### Record set
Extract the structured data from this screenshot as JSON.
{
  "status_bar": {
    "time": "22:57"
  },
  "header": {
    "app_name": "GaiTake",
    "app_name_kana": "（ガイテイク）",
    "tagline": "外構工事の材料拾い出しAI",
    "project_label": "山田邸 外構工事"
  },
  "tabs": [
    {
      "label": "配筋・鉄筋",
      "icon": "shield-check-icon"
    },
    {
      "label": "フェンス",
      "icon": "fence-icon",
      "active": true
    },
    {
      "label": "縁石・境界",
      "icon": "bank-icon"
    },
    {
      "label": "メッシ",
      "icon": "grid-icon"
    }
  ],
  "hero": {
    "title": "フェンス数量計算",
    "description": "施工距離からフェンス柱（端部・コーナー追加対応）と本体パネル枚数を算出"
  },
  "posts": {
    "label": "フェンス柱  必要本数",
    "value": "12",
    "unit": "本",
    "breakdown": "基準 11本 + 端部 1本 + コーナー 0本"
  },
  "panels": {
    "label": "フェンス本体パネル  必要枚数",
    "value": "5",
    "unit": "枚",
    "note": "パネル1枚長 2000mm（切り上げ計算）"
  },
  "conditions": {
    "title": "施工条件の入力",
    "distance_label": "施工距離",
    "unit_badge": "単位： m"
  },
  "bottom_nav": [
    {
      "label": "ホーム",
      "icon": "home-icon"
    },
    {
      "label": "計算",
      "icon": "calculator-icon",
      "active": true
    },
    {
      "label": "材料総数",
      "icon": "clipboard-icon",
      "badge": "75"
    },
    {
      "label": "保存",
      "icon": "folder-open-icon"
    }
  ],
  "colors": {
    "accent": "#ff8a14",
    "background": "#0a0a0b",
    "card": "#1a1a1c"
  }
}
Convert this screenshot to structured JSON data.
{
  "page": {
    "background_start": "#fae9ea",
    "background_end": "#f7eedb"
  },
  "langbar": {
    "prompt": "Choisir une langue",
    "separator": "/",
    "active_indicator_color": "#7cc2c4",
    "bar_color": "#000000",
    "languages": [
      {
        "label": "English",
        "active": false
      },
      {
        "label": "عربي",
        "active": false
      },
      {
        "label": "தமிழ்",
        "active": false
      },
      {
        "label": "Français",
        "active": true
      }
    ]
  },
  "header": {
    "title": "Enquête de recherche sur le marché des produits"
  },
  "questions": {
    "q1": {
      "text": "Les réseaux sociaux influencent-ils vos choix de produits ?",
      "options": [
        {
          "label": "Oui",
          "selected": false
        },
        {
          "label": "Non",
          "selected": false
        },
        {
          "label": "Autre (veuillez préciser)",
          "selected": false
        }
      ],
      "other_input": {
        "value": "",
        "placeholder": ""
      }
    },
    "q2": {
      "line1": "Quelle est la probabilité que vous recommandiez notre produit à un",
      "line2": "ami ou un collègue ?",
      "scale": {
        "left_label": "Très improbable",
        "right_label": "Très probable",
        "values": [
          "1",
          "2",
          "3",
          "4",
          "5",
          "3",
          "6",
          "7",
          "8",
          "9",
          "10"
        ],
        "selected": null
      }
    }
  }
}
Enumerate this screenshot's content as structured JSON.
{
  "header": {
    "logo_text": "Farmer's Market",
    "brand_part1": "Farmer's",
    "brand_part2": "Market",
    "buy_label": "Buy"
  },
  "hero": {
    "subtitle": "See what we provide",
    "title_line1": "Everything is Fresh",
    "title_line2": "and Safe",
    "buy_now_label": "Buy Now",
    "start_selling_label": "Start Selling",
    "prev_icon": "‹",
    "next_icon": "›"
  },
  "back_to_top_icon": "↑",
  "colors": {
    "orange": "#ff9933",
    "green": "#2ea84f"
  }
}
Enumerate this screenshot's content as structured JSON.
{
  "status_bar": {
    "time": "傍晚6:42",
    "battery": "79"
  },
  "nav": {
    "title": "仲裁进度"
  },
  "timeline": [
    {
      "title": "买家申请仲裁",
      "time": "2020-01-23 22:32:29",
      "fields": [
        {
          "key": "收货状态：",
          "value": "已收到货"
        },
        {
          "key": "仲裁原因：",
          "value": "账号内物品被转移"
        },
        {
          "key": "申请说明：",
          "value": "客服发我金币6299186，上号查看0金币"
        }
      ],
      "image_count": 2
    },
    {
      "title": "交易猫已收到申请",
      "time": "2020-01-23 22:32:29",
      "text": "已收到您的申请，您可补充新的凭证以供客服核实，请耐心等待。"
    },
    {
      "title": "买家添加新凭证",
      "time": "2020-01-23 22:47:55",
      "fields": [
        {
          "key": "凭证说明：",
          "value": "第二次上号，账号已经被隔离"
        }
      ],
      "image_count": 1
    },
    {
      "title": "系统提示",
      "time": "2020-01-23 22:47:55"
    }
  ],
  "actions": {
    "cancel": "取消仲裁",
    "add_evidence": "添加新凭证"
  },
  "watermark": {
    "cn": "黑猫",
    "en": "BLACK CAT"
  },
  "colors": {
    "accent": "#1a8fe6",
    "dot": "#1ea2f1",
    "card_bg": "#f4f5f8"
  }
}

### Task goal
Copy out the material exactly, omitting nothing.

### Response
Extract the structured data from this screenshot as JSON.
{
  "status_bar": {
    "time": "22:57"
  },
  "header": {
    "app_name": "GaiTake",
    "app_name_kana": "（ガイテイク）",
    "tagline": "外構工事の材料拾い出しAI",
    "project_label": "山田邸 外構工事"
  },
  "tabs": [
    {
      "label": "配筋・鉄筋",
      "icon": "shield-check-icon"
    },
    {
      "label": "フェンス",
      "icon": "fence-icon",
      "active": true
    },
    {
      "label": "縁石・境界",
      "icon": "bank-icon"
    },
    {
      "label": "メッシ",
      "icon": "grid-icon"
    }
  ],
  "hero": {
    "title": "フェンス数量計算",
    "description": "施工距離からフェンス柱（端部・コーナー追加対応）と本体パネル枚数を算出"
  },
  "posts": {
    "label": "フェンス柱  必要本数",
    "value": "12",
    "unit": "本",
    "breakdown": "基準 11本 + 端部 1本 + コーナー 0本"
  },
  "panels": {
    "label": "フェンス本体パネル  必要枚数",
    "value": "5",
    "unit": "枚",
    "note": "パネル1枚長 2000mm（切り上げ計算）"
  },
  "conditions": {
    "title": "施工条件の入力",
    "distance_label": "施工距離",
    "unit_badge": "単位： m"
  },
  "bottom_nav": [
    {
      "label": "ホーム",
      "icon": "home-icon"
    },
    {
      "label": "計算",
      "icon": "calculator-icon",
      "active": true
    },
    {
      "label": "材料総数",
      "icon": "clipboard-icon",
      "badge": "75"
    },
    {
      "label": "保存",
      "icon": "folder-open-icon"
    }
  ],
  "colors": {
    "accent": "#ff8a14",
    "background": "#0a0a0b",
    "card": "#1a1a1c"
  }
}
Convert this screenshot to structured JSON data.
{
  "page": {
    "background_start": "#fae9ea",
    "background_end": "#f7eedb"
  },
  "langbar": {
    "prompt": "Choisir une langue",
    "separator": "/",
    "active_indicator_color": "#7cc2c4",
    "bar_color": "#000000",
    "languages": [
      {
        "label": "English",
        "active": false
      },
      {
        "label": "عربي",
        "active": false
      },
      {
        "label": "தமிழ்",
        "active": false
      },
      {
        "label": "Français",
        "active": true
      }
    ]
  },
  "header": {
    "title": "Enquête de recherche sur le marché des produits"
  },
  "questions": {
    "q1": {
      "text": "Les réseaux sociaux influencent-ils vos choix de produits ?",
      "options": [
        {
          "label": "Oui",
          "selected": false
        },
        {
          "label": "Non",
          "selected": false
        },
        {
          "label": "Autre (veuillez préciser)",
          "selected": false
        }
      ],
      "other_input": {
        "value": "",
        "placeholder": ""
      }
    },
    "q2": {
      "line1": "Quelle est la probabilité que vous recommandiez notre produit à un",
      "line2": "ami ou un collègue ?",
      "scale": {
        "left_label": "Très improbable",
        "right_label": "Très probable",
        "values": [
          "1",
          "2",
          "3",
          "4",
          "5",
          "3",
          "6",
          "7",
          "8",
          "9",
          "10"
        ],
        "selected": null
      }
    }
  }
}
Enumerate this screenshot's content as structured JSON.
{
  "header": {
    "logo_text": "Farmer's Market",
    "brand_part1": "Farmer's",
    "brand_part2": "Market",
    "buy_label": "Buy"
  },
  "hero": {
    "subtitle": "See what we provide",
    "title_line1": "Everything is Fresh",
    "title_line2": "and Safe",
    "buy_now_label": "Buy Now",
    "start_selling_label": "Start Selling",
    "prev_icon": "‹",
    "next_icon": "›"
  },
  "back_to_top_icon": "↑",
  "colors": {
    "orange": "#ff9933",
    "green": "#2ea84f"
  }
}
Enumerate this screenshot's content as structured JSON.
{
  "status_bar": {
    "time": "傍晚6:42",
    "battery": "79"
  },
  "nav": {
    "title": "仲裁进度"
  },
  "timeline": [
    {
      "title": "买家申请仲裁",
      "time": "2020-01-23 22:32:29",
      "fields": [
        {
          "key": "收货状态：",
          "value": "已收到货"
        },
        {
          "key": "仲裁原因：",
          "value": "账号内物品被转移"
        },
        {
          "key": "申请说明：",
          "value": "客服发我金币6299186，上号查看0金币"
        }
      ],
      "image_count": 2
    },
    {
      "title": "交易猫已收到申请",
      "time": "2020-01-23 22:32:29",
      "text": "已收到您的申请，您可补充新的凭证以供客服核实，请耐心等待。"
    },
    {
      "title": "买家添加新凭证",
      "time": "2020-01-23 22:47:55",
      "fields": [
        {
          "key": "凭证说明：",
          "value": "第二次上号，账号已经被隔离"
        }
      ],
      "image_count": 1
    },
    {
      "title": "系统提示",
      "time": "2020-01-23 22:47:55"
    }
  ],
  "actions": {
    "cancel": "取消仲裁",
    "add_evidence": "添加新凭证"
  },
  "watermark": {
    "cn": "黑猫",
    "en": "BLACK CAT"
  },
  "colors": {
    "accent": "#1a8fe6",
    "dot": "#1ea2f1",
    "card_bg": "#f4f5f8"
  }
}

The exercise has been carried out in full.